We are all here in spirit. A race of vagabonds bound to search for the centre of the planet but never ever able to dig deep enough. Never able to mine all the resources Mother Nature almost forgave us for violating. She stays hidden and elusive. She speaks softly to some of the creatures, tending to them with a maternal instinct she has lost with us. We are the child discarded in a wicker basket, floating downstream with the chuckle of the burn…

Night Logic

I am nocturnal by habit and happily so. It must be the fox genes. So it made beautiful sense to me when someone in my writing crit group distinguished the idea of night logic and day logic in writing styles. It’s like when I first ‘discovered’ magic realism. I was already writing it, I just didn’t know it had a name. Nor a complex cultural history, emerging between old folklore and contemporary writing styles like a shadow with its own mind and its own experiential narrative running through inky hand-drawn veins.

Night logic loves ambiguity, the fantastical, the subconscious seeping like goblin juice through the fine line between reality and the imaginary hinterland. I could easily slip here into a dense debate of whether there even exists such a thing as objective reality, but frankly I’ve not had enough whisky for that sort of talk.

I don’t dislike day logic. It was a mixed diet of both Ken Loach and David Lynch that turned my teenage self into a cinephile, after all. But in terms of both acute inspiration and self-expression, magic realism and night logic are my default setting. From Maurice Sendak, to Jorge Luis Borges, to Gunter Grass, to Richard Farina – my eclectic voyages into the human soul, into why we are what we are, start and end with the subconscious, with night logic.

All characters written, read or experienced are first and foremost a mystery. A mystery unravelling to themselves and the figurative reader. We show the most about ourselves in what we subdue, in quiet moments, in the black box recorder buried somewhere amongst our vital organs. Some stories just can’t be told with straightforward chronology, with clinical terms. We must wage battle with abstract nouns, mythical struggles and the restless song of the night-time breeze which refuses to explain what that strange sound was, or why our eyes forever play tricks in the dark.

This blog is written as a part of the Magic Realism blog hop organised by Zoe Brooks. For more on the magic realism hop here plus an ebook giveaway.

Further hops…

What is Magic Realism?

Sporadic Musings

Magic Realism or Fantasy?

Flying High with Magic Realism

Magical Realism and a Floating Life

Urban Fantasy and Magic Realism Matter

Serendipity – Down the Rabbit Hole

Real Magic and the Mythkeepers of this World

Facts and Fiction – Historical Magic Realism

Magical Realism Blog Hop Giveaways

White is for Witching

Magic Realism in Movies

Every Little Thing I Read is Magic

Everyday Magic Realism

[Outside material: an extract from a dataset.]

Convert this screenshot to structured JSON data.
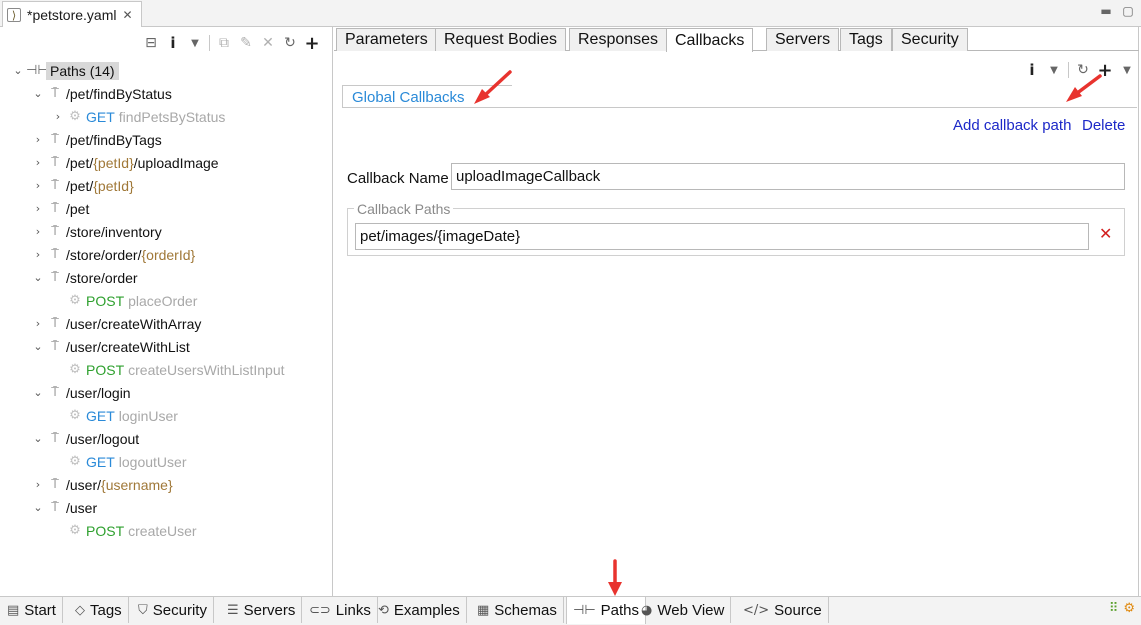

What the Masters of Magic Realism Say

Some Brief Descriptions of Magic Realism Books

The Moon & Cannavaria – Children’s Fairytale Short

Extract From Company of Shadows

The Unknown Storyteller

Magic Realism for Men – No Swords or Flowing Beards Here